For the past 20 years, Christmas Day in the Crossen household has included watching their favorite holiday movie, Frosty the Snowman, and opening all but the one gift they chose to open the night before. Most importantly, though, the day is about spending time with those who mean the most to them.
This year, something is missing from that family ritual: a husband and a father, both the same person.
Master Sgt. Douglas Crossen, 92nd Communications Squadron first sergeant, deployed in late August to support the Global War on Terror. His deployment is scheduled to take him through the holiday season, until his family welcomes him home in mid-January.
And although this is the first deployment Sergeant Crossen's family has experienced in his 21-year career, his family has a positive outlook on the situation.
"It's hard," said his wife, Paula Crossen. "We miss him a lot, but we know that when he gets back that we will have that time together."
In fact, the family has opted to postpone their family Christmas celebration this year until they can spend it all together.
"Just because it says on the calendar that Christmas falls on December 25th doesn't mean that's the only day you can celebrate it," said Mrs. Crossen.
So after Sergeant Crossen makes it back to the States, and after a couple days of recovery, the family plans to gather and re-create their own Christmas Day.
The children, now 17 and 20, have even offered to delay opening their presents until their dad comes home.
"Since they're older it's a little easier," Mrs. Crossen said.
Their family has come together during this time to get through the months without him. He still plays a big role in the family life though.
Almost every day, without fail, Mrs. Crossen and her husband instant message each other, and e-mail back and forth throughout the day.
About once a week they are able to talk on the phone.
"He always wants to know what the kids are doing, though they're usually sleeping because of the time difference, and what else is going on around the house," she said.
She is grateful to have the opportunity to talk that often.
"There are still a lot of families that are not able to do that because of either their locations or resources available to them," she said "We're really lucky to have that advantage."
Another thing she admits that has helped them prepare for this first deployment, and get them through any unexpected bumps along the way, is being a part of a military family and living the lifestyle for so long.
"We're still not sure what day he's coming home, but that's just the way it is in the military," she joked.
She anticipates more deployments coming their way soon, but has the same optimistic outlook for those as she does with this one. She looks on each of these trips as an opportunity.
"There is so much out there to learn and so many people to meet," she said. She encourages him to take advantage of the situation and accomplish as much as he can.
And he has.
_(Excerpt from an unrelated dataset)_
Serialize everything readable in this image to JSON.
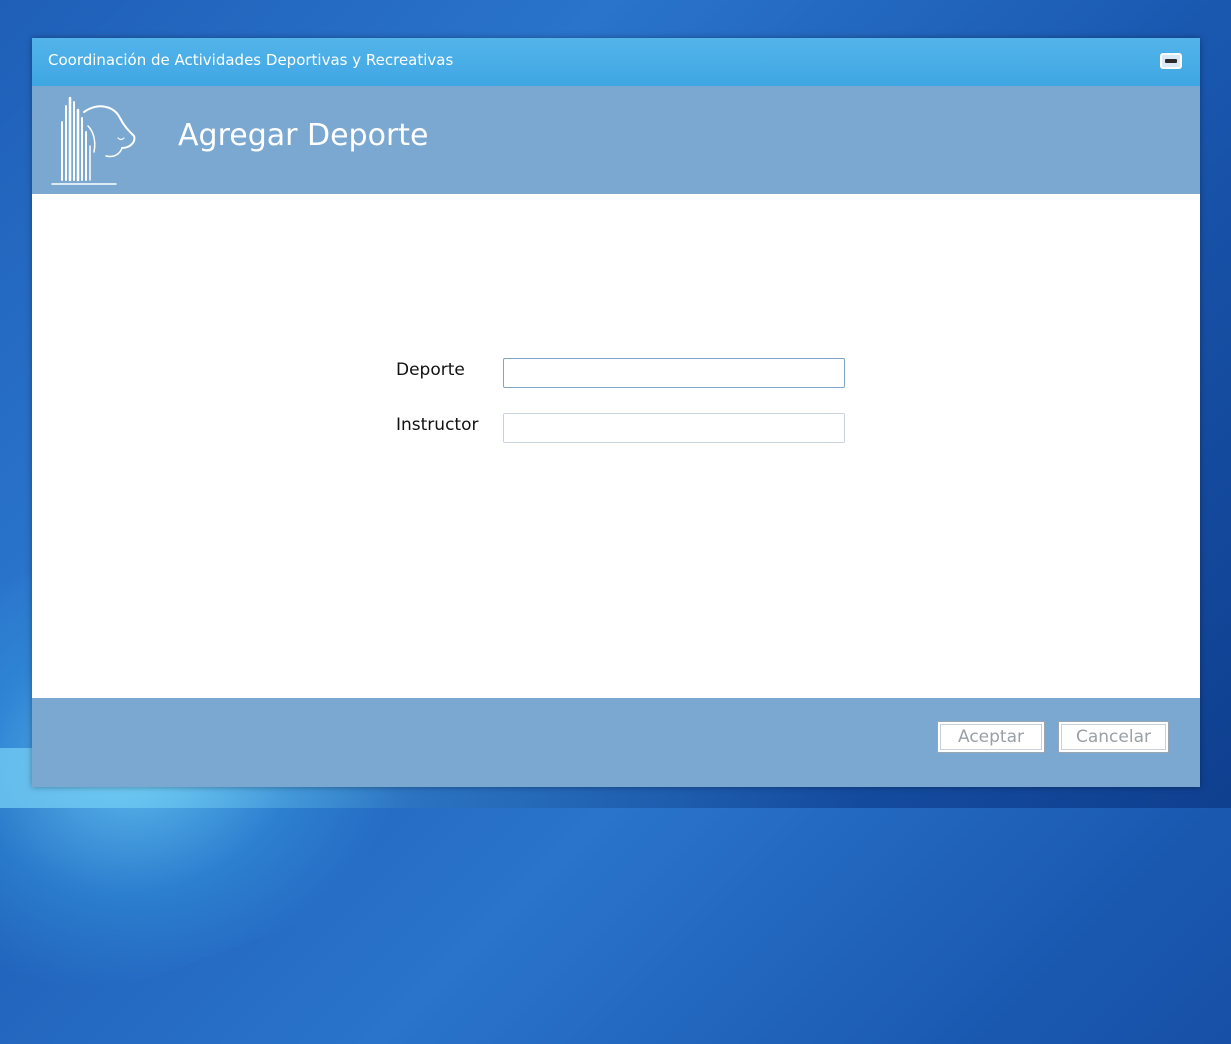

Aside from his first sergeant duties, his days are also packed with extracurricular events from sun-up to sun-down. Whether it be intramural football games, one of the many runs sponsored on the base or getting out and seeing the local area, she said he keeps himself busy.
"It helps pass the time for him as well," she said.
His family here is hoping the next few weeks will pass quickly for them as well, until they can all be reunited.
"Someone has to be there. If it wasn't him it would be someone else," she said. "Still, we can't wait to have him home."